For a bitten tongue or lip, clean the area gently with water and apply a cold compress to reduce swelling. If the bleeding is significant or doesn’t stop with pressure, seek emergency care. Stitching may be required for deep cuts.

While tooth sensitivity is often not an emergency, severe, sudden, or unexplained sensitivity, especially if accompanied by swelling or pain, may indicate an underlying problem like a fracture, abscess, or severe decay, and should be evaluated by a dentist promptly.

If a wire breaks on your braces, try to push the wire into a comfortable position using the eraser end of a pencil or cover the end with orthodontic wax. Avoid cutting the wire, as this can lead to accidental inhalation or swallowing. Contact your orthodontist as soon as possible for a repair.

Preventing dental emergencies involves maintaining good oral hygiene, wearing protective mouthguards during sports, avoiding chewing hard objects like ice or hard candy, and never using teeth to cut or open things. Regular dental check-ups can also detect issues early, preventing them from becoming emergencies.

Treatments for emergency dental situations vary depending on the issue and may include pain management, antibiotics for infections, temporary restorations for lost fillings or crowns, root canal therapy for abscesses, and sutures for soft tissue injuries.
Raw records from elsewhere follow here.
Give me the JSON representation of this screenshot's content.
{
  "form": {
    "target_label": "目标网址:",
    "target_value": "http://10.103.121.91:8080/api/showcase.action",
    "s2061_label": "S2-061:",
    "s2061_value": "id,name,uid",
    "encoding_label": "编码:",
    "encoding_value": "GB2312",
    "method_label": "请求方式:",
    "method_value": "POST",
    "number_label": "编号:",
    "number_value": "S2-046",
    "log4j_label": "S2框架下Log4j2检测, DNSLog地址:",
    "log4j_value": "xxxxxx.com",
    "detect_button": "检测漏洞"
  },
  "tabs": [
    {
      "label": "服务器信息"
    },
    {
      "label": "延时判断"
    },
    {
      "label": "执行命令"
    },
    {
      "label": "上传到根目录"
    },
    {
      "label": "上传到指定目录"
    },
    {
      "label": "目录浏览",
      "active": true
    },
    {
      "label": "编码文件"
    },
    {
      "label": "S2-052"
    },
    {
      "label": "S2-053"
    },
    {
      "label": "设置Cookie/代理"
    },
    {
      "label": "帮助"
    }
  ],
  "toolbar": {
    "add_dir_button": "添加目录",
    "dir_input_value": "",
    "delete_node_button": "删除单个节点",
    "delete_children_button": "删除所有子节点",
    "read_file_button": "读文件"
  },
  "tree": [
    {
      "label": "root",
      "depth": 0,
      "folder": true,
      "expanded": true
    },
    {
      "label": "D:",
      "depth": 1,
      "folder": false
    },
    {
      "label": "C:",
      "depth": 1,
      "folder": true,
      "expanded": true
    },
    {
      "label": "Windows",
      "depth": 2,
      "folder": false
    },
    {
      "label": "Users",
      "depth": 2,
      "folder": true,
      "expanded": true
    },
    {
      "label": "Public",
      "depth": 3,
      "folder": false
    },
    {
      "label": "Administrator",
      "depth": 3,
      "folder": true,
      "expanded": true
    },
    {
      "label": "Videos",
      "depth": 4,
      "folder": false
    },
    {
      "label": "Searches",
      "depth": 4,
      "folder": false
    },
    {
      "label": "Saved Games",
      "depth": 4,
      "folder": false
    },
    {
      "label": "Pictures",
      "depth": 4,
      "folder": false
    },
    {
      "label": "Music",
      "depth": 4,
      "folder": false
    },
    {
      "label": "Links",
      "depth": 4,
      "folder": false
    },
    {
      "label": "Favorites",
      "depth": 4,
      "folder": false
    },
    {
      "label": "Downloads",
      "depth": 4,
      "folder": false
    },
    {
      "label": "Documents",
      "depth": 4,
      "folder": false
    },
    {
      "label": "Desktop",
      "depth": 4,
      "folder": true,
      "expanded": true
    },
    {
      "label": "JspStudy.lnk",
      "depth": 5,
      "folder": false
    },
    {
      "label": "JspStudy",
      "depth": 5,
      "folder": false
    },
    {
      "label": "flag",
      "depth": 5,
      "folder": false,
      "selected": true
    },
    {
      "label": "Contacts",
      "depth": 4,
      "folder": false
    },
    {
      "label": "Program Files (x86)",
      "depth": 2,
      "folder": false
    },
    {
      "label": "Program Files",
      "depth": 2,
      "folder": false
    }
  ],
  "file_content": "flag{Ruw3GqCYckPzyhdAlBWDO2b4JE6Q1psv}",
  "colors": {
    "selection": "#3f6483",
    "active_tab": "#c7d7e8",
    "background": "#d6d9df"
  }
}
Yes, untreated dental emergencies, especially infections like abscesses, can lead to serious health complications. An infection can spread to other parts of the face, the skull, and even the bloodstream, leading to potentially life-threatening conditions like sepsis. Prompt treatment of dental emergencies is crucial to prevent such serious consequences.

Dental emergencies can be relatively common in children due to their active lifestyles and learning phase of maintaining oral hygiene. Common emergencies in children include knocked-out teeth from falls or sports, dental infections from untreated decay, and soft tissue injuries from biting or cuts.

When preparing for an emergency dental visit, bring any dislodged teeth or dental restorations with you, and have your dental and medical history information available, including any allergies and medications you’re taking. If you’re in pain, avoid taking medications that might thin your blood, such as aspirin, unless prescribed.

While a lost filling may not always be a severe emergency, it should be addressed as soon as possible to avoid further damage to the tooth and potential pain or sensitivity. Temporary dental fillings can be purchased at a pharmacy to protect the tooth until you can see a dentist.

For temporary relief from wisdom teeth pain, rinse your mouth with warm salt water, use over-the-counter pain relievers, and apply a cold compress to the outside of your cheek. Avoiding hard or chewy foods can also help. However, persistent pain from wisdom teeth often requires professional dental attention.

After emergency dental treatment, follow your dentist’s specific aftercare instructions, which may include taking prescribed medications, using a special mouth rinse, and eating a soft diet. Good oral hygiene, avoiding certain foods, and refraining from smoking can aid in healing.

Ignoring a dental emergency can lead to increased pain, spread of infection, loss of teeth, and more complex and costly dental treatments in the future. In severe cases, dental infections can spread, posing serious health risks.

Over-the-counter products that can be useful in dental emergencies include dental pain relievers like ibuprofen, temporary filling materials, dental wax (for braces issues), and antiseptic oral rinses. These products can provide temporary relief but are not substitutes for professional dental treatment.

Yes, emergency dentists are equipped to perform extractions if necessary. Extractions may be required in emergencies like severe decay, advanced gum disease, or trauma resulting in irreparable tooth damage.

A dental emergency is a situation that requires immediate attention to alleviate severe pain, reduce the risk of severe infection, or address trauma to the mouth. Standard dental issues, while important, can typically wait for a scheduled appointment and don’t pose an immediate threat to a person’s oral health or overall well-being.